» **REQUIRED ACTION**: Counting only lines below that contain the string "have", give the total as a single number.

Start of DATA FOR THE TASK

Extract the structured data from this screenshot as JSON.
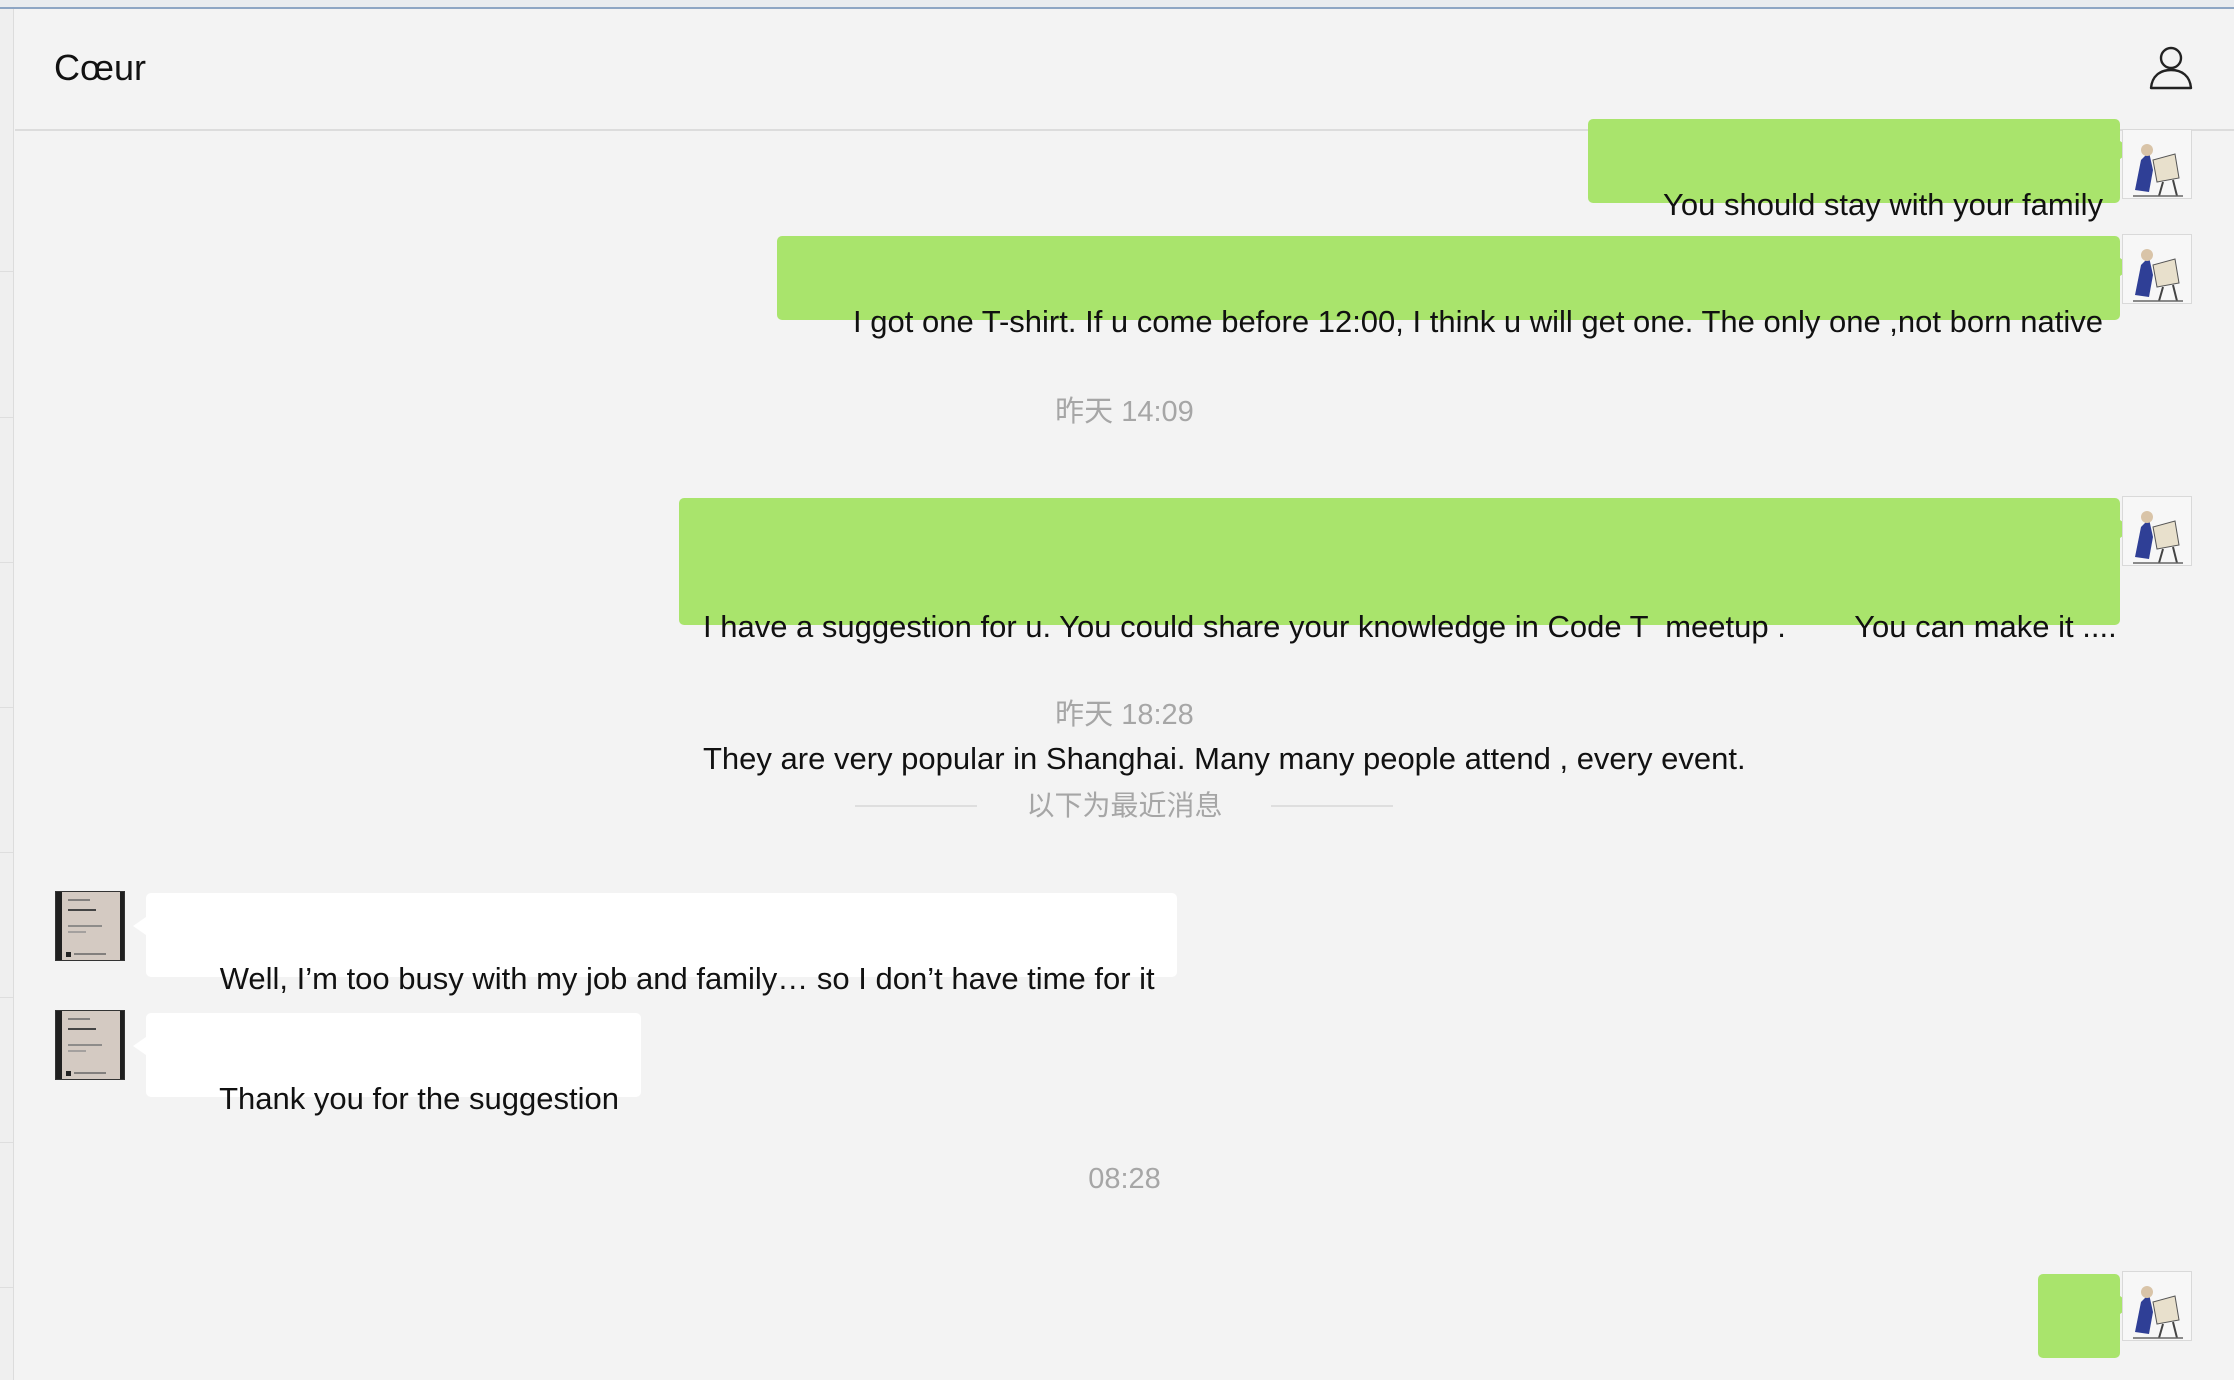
{
  "header": {
    "title": "Cœur",
    "profile_icon": "person-icon"
  },
  "messages": [
    {
      "direction": "out",
      "text": "You should stay with your family"
    },
    {
      "direction": "out",
      "text": "I got one T-shirt. If u come before 12:00, I think u will get one. The only one ,not born native"
    },
    {
      "type": "timestamp",
      "text": "昨天 14:09"
    },
    {
      "direction": "out",
      "line1": "I have a suggestion for u. You could share your knowledge in Code T  meetup .        You can make it ....",
      "line2": "They are very popular in Shanghai. Many many people attend , every event."
    },
    {
      "type": "timestamp",
      "text": "昨天 18:28"
    },
    {
      "type": "divider",
      "text": "以下为最近消息"
    },
    {
      "direction": "in",
      "text": "Well, I’m too busy with my job and family… so I don’t have time for it"
    },
    {
      "direction": "in",
      "text": "Thank you for the suggestion"
    },
    {
      "type": "timestamp",
      "text": "08:28"
    },
    {
      "direction": "out",
      "text": "👌🏻",
      "icon": "ok-hand-emoji"
    }
  ],
  "colors": {
    "outgoing_bubble": "#a9e46c",
    "incoming_bubble": "#ffffff",
    "background": "#f3f3f3",
    "timestamp_text": "#a6a6a6"
  }
}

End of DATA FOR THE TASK

» **ANSWER TO THIS EXERCISE**: 2